To qualify for a loan under the reverse mortgage offered by banks, the applicant must be over 60 years of age.
The loan can only be granted on the mortgage of a fully owned and self-acquired home that is neither inherited nor donated.
The mortgaged property must be at least 20 years old. The scheme is not accessible to seniors living in rental accommodation.
How the Reverse Mortgage Works?
The bank will finalize your quantum eligibility for the loan based on the condition of the house. Usually, the loan-to-value ratio under this program is 60-80%.
This means the property is worth Rs 1 crore; the loan amount can be between Rs 60 and 80 lakh. The maximum loan amount offered by most banks is Rs 1 crore, even when the value of the property is higher.
The maximum loan term offered is 10 to 20 years in major banks.
The bank then disburses a loan amount to the borrower through periodic payments after taking into account a margin for interest charges and price fluctuations.
Periodic payments, also called reverse EMIs, are received by the borrower during the term of the fixed loan. With each monthly or quarterly payment, the individual’s equity or interest in the home decreases.

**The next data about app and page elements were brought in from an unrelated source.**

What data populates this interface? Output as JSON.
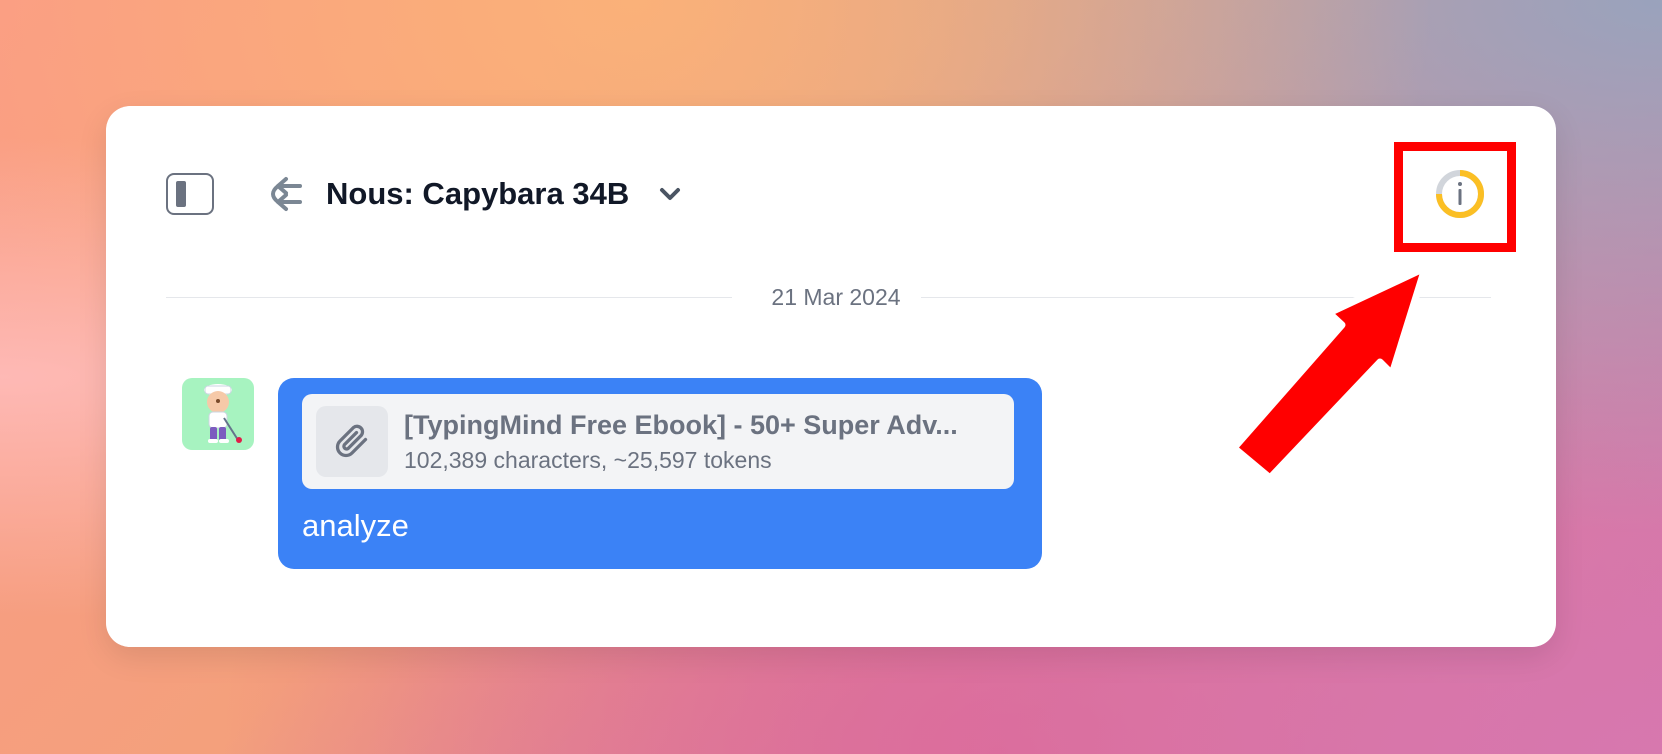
{
  "header": {
    "model_name": "Nous: Capybara 34B"
  },
  "date_separator": "21 Mar 2024",
  "message": {
    "attachment_title": "[TypingMind Free Ebook] - 50+ Super Adv...",
    "attachment_meta": "102,389 characters, ~25,597 tokens",
    "text": "analyze"
  },
  "icons": {
    "sidebar": "sidebar-toggle-icon",
    "swap": "swap-icon",
    "dropdown": "chevron-down-icon",
    "info": "info-icon",
    "attachment": "paperclip-icon"
  },
  "colors": {
    "bubble": "#3b82f6",
    "annotation": "#ff0000",
    "info_ring": "#fbbf24"
  }
}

The loan amount under the program is due after the death of the last survivor. The borrowers heir has the option to settle the loan by paying the amount owed along with accrued interest.
However, if the nominee cannot repay the loan, the bank recovers the amount through the proceeds from the sale of the property.
The additional amount after the sale of the property and the settlement of the loan is paid to the legal heir of the borrower. If the sale proceeds are less than the accrued capital plus the amount of interest, the bank bears the loss.